[DATA FOR THIS EXERCISE]:
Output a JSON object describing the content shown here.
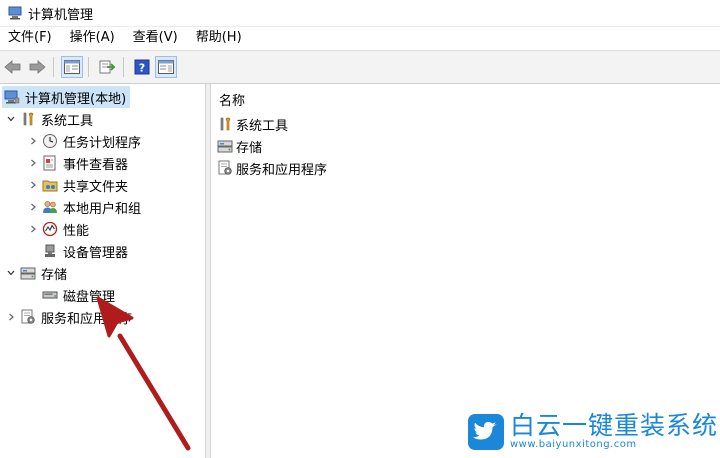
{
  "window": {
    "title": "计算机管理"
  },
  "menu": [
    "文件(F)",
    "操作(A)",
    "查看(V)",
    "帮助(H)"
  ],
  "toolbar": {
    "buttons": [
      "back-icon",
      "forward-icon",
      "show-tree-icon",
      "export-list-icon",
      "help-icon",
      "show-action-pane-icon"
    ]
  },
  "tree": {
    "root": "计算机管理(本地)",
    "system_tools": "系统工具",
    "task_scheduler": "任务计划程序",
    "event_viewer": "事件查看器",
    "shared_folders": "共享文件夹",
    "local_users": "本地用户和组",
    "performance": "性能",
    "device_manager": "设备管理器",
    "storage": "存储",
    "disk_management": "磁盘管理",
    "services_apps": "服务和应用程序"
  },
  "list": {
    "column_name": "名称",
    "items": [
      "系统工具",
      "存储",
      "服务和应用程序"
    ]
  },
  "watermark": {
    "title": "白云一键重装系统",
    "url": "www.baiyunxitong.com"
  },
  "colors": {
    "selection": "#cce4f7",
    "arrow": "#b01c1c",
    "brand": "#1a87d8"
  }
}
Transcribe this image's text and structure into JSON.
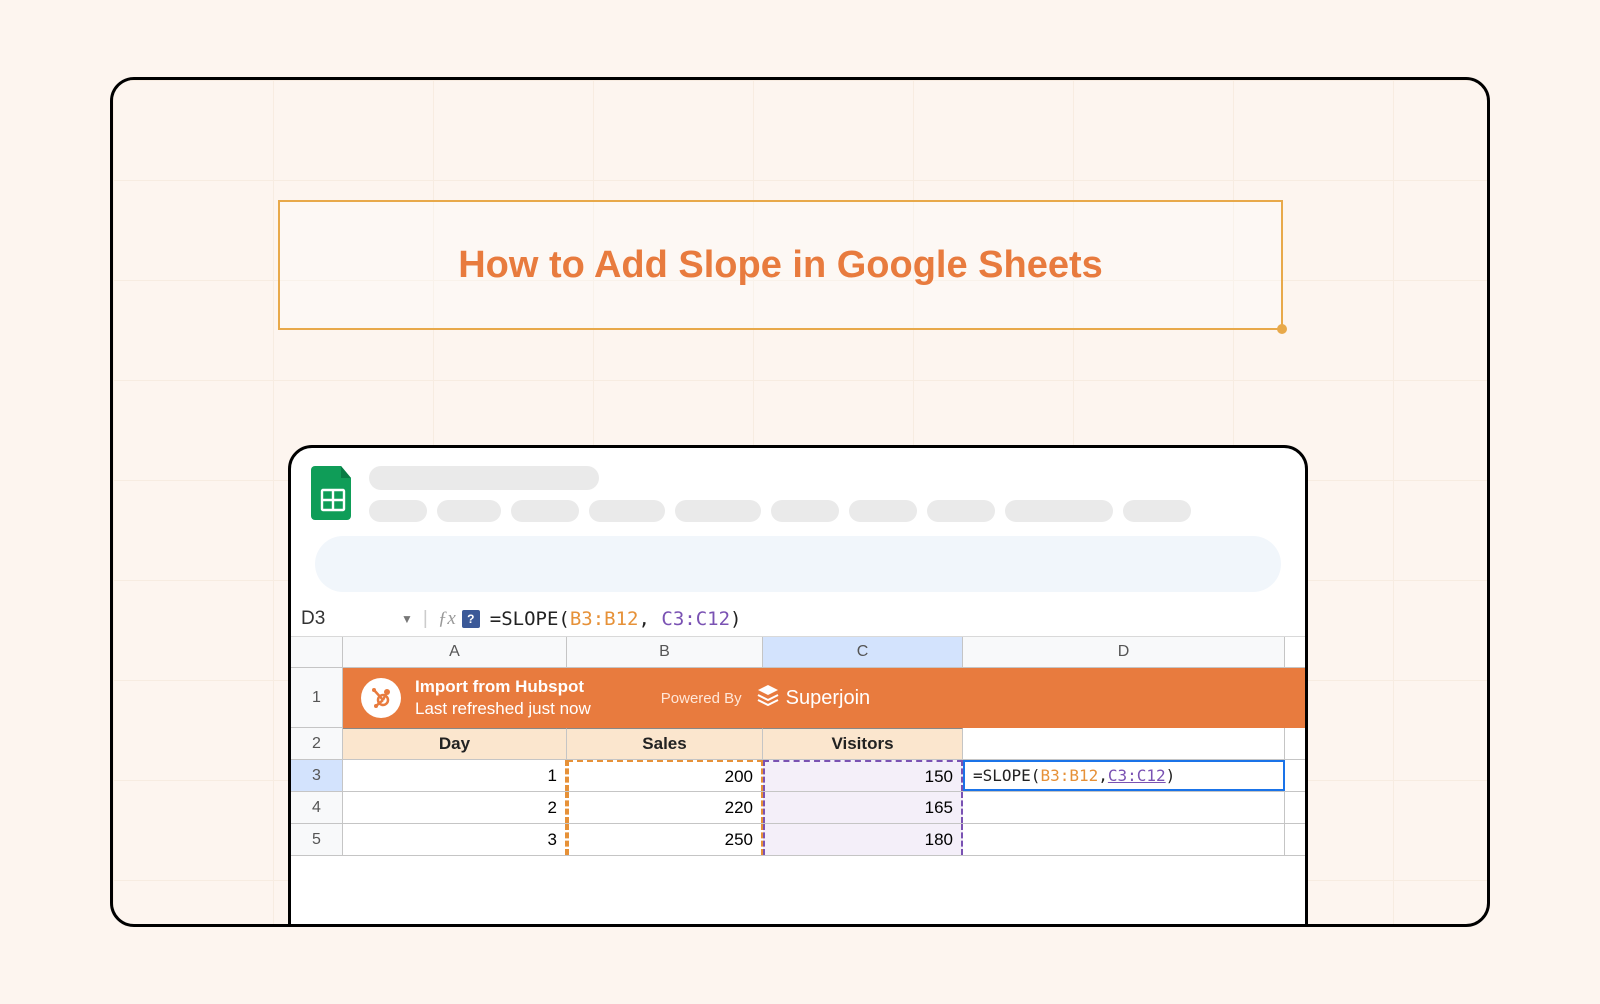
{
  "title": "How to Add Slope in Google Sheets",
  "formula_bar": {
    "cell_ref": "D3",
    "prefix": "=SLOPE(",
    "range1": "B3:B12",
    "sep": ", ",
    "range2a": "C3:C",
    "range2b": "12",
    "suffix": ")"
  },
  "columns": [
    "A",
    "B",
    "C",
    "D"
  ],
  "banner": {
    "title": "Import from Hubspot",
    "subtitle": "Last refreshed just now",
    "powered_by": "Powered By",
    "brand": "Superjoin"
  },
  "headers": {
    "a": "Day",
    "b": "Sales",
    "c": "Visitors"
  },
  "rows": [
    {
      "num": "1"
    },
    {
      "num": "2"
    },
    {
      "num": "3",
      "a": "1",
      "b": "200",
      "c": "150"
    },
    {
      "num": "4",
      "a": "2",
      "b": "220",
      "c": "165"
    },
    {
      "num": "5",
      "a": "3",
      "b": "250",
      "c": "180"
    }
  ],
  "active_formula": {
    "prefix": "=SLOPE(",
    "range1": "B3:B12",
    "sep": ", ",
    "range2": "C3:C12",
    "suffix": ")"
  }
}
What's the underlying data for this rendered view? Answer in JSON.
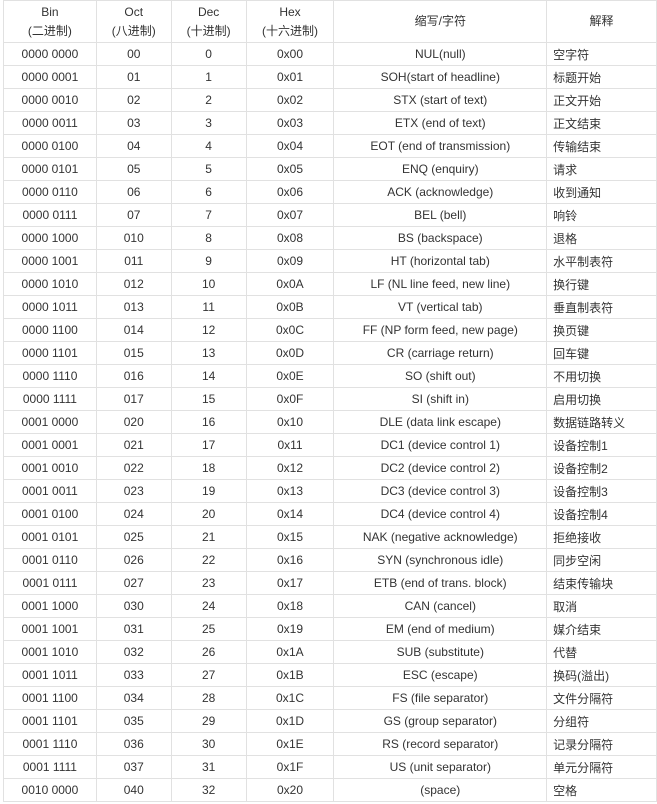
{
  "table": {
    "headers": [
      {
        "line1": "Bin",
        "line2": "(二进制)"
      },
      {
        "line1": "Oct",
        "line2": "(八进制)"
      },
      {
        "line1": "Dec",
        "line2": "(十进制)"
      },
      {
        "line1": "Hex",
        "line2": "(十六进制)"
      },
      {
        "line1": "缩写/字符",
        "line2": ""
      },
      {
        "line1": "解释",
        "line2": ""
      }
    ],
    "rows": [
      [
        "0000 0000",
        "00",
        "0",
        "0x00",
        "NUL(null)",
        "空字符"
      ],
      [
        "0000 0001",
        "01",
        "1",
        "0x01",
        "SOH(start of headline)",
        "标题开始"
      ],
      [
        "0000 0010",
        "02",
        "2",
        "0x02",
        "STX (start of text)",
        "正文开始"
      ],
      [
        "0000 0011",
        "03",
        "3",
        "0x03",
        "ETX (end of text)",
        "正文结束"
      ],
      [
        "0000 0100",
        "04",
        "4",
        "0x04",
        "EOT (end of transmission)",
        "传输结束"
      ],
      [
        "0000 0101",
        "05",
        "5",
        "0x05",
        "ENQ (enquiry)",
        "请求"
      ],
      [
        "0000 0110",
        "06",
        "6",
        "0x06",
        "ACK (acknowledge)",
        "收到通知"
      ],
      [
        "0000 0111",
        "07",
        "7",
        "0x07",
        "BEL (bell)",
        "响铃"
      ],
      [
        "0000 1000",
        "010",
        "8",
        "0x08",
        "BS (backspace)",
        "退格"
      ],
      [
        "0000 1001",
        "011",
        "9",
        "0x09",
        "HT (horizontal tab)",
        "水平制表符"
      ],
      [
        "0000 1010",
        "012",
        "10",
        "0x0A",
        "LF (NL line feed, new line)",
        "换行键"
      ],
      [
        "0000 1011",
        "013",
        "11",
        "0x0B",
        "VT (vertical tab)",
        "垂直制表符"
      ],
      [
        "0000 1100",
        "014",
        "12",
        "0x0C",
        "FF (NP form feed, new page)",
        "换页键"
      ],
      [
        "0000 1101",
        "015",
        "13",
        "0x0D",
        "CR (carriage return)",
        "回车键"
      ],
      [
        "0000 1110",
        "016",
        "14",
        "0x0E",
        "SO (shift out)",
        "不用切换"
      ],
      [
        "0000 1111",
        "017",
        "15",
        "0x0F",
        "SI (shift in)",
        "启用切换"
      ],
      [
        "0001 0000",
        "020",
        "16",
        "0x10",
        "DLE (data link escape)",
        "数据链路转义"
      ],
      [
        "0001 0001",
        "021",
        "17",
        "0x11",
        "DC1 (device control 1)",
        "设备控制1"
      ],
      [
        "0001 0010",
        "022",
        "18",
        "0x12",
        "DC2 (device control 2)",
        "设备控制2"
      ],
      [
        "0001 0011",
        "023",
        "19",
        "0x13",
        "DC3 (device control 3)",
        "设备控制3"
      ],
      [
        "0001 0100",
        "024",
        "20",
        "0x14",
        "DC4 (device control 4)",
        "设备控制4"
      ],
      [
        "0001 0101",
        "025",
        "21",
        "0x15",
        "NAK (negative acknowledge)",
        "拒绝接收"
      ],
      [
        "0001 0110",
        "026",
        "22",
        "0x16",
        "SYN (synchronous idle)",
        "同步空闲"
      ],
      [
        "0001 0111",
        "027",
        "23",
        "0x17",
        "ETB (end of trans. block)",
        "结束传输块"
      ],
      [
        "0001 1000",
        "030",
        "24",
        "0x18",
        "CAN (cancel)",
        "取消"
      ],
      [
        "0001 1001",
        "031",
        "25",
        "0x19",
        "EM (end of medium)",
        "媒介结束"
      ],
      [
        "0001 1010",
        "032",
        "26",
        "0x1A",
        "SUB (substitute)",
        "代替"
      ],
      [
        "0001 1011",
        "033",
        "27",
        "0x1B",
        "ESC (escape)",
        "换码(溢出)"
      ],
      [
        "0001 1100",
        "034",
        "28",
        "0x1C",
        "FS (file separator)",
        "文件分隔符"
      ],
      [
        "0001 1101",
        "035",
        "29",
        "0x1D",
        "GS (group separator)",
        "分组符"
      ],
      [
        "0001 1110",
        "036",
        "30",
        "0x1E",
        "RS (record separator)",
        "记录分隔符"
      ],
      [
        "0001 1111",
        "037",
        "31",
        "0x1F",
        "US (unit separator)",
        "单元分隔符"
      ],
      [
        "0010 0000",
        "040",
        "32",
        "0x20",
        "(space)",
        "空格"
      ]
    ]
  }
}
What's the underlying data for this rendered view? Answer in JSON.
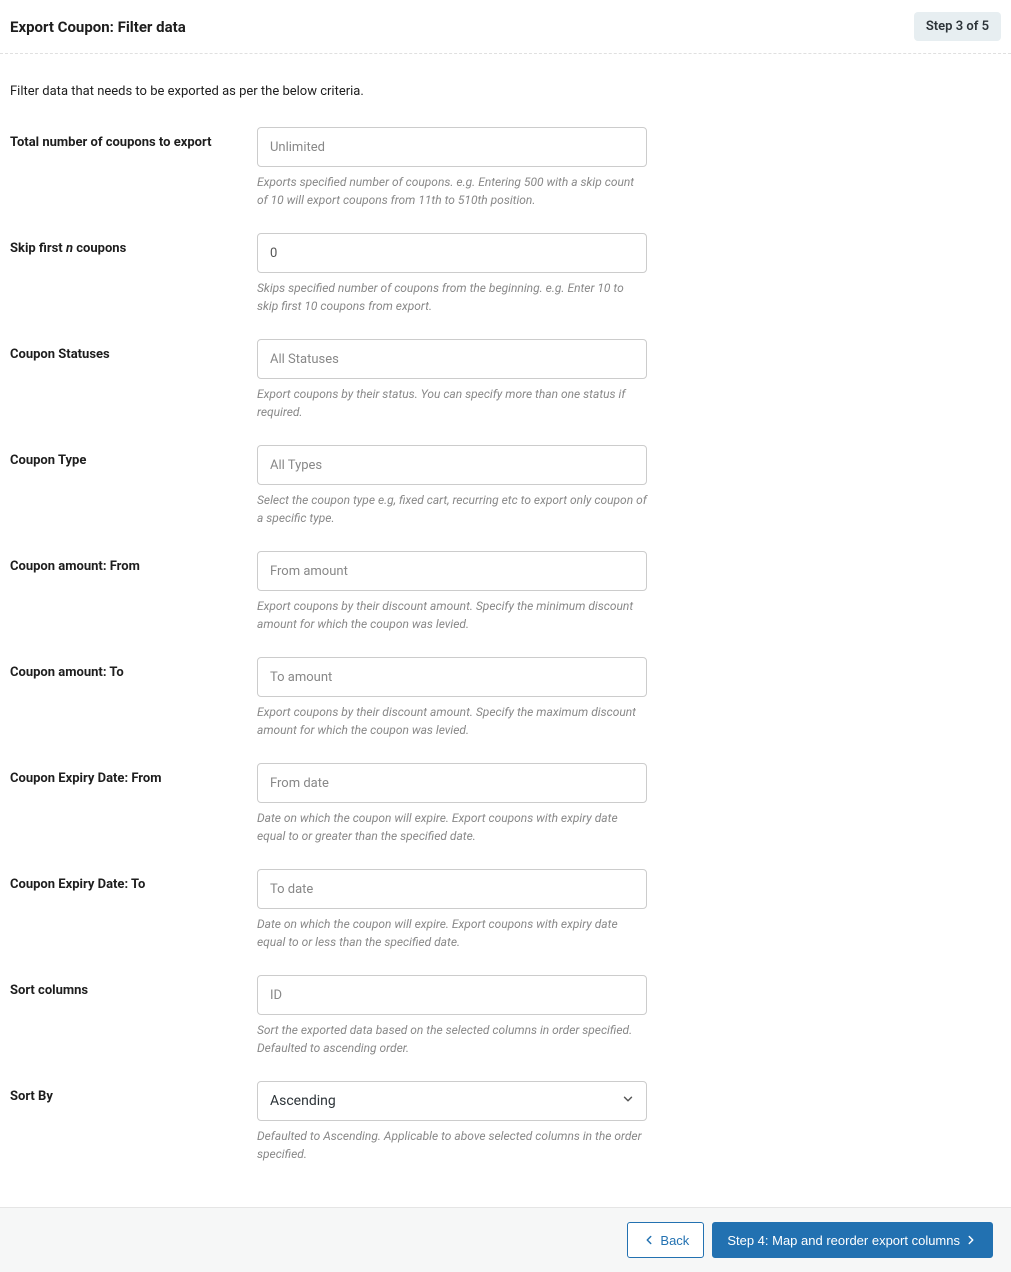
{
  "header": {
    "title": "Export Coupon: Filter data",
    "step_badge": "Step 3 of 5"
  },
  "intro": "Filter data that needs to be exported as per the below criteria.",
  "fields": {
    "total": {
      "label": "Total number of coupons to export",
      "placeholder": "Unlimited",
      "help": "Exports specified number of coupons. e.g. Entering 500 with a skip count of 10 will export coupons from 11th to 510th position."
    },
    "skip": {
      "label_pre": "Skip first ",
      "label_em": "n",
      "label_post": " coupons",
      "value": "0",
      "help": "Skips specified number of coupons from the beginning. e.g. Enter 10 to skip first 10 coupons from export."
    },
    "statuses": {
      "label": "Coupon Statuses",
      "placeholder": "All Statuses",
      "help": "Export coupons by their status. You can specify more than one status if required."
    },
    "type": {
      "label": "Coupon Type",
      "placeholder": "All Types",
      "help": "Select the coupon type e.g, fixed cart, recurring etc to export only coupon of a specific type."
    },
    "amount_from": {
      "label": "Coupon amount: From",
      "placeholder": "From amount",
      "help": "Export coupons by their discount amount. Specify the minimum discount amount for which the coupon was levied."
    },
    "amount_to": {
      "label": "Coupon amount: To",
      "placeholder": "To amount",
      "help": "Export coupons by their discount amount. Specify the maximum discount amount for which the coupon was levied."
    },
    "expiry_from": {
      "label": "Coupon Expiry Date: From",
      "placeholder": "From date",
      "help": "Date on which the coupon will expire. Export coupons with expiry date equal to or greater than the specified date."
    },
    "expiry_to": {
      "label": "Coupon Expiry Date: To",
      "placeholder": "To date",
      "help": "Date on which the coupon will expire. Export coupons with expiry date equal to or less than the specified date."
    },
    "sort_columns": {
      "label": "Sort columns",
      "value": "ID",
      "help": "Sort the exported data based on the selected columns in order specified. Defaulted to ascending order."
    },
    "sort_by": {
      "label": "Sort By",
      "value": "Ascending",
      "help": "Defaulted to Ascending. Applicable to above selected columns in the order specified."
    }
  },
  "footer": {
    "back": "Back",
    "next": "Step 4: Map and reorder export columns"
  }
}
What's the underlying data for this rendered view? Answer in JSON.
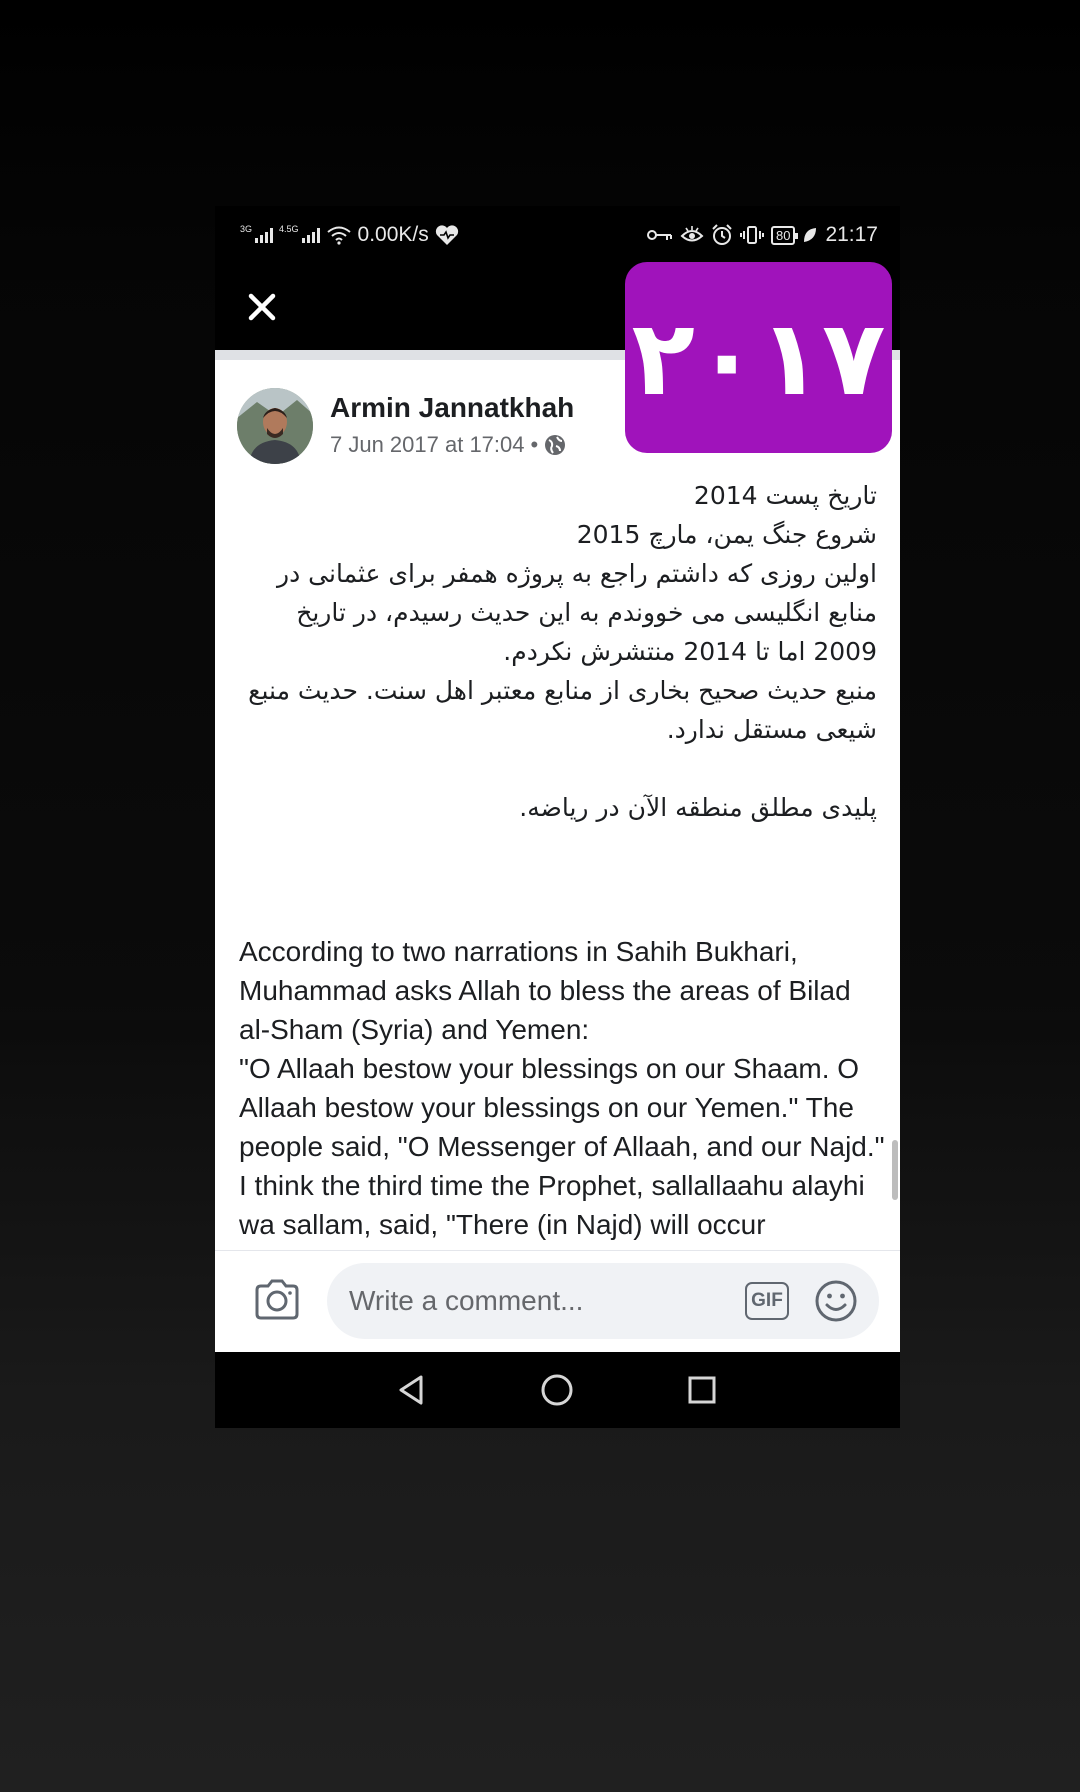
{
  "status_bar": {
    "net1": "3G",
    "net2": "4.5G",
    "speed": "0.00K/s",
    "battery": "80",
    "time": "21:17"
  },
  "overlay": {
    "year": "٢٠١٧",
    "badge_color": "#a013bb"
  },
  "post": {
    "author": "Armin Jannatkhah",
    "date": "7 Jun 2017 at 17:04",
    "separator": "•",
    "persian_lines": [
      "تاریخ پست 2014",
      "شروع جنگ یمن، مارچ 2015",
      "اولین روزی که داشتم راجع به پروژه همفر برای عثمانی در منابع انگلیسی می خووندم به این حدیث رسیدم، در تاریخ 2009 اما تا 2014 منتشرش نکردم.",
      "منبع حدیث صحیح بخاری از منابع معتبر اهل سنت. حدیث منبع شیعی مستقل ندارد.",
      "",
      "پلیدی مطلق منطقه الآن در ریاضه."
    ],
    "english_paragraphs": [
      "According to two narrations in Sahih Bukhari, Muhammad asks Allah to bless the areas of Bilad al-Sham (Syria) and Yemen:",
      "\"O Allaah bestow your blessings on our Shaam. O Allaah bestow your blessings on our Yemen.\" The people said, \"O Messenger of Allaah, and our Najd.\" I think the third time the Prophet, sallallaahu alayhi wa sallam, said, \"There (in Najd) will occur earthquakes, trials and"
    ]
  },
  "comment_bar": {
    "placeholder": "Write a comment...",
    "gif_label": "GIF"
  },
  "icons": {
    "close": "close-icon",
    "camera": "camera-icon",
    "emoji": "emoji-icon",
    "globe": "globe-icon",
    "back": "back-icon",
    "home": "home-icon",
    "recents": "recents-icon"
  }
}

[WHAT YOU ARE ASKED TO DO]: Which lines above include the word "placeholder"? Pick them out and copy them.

[RESULT FOR THIS TASK]:
      "placeholder": "Unlimited",
      "placeholder": "All Statuses",
      "placeholder": "All Types",
      "placeholder": "From amount",
      "placeholder": "To amount",
      "placeholder": "From date",
      "placeholder": "To date",
    "placeholder": "Write a comment...",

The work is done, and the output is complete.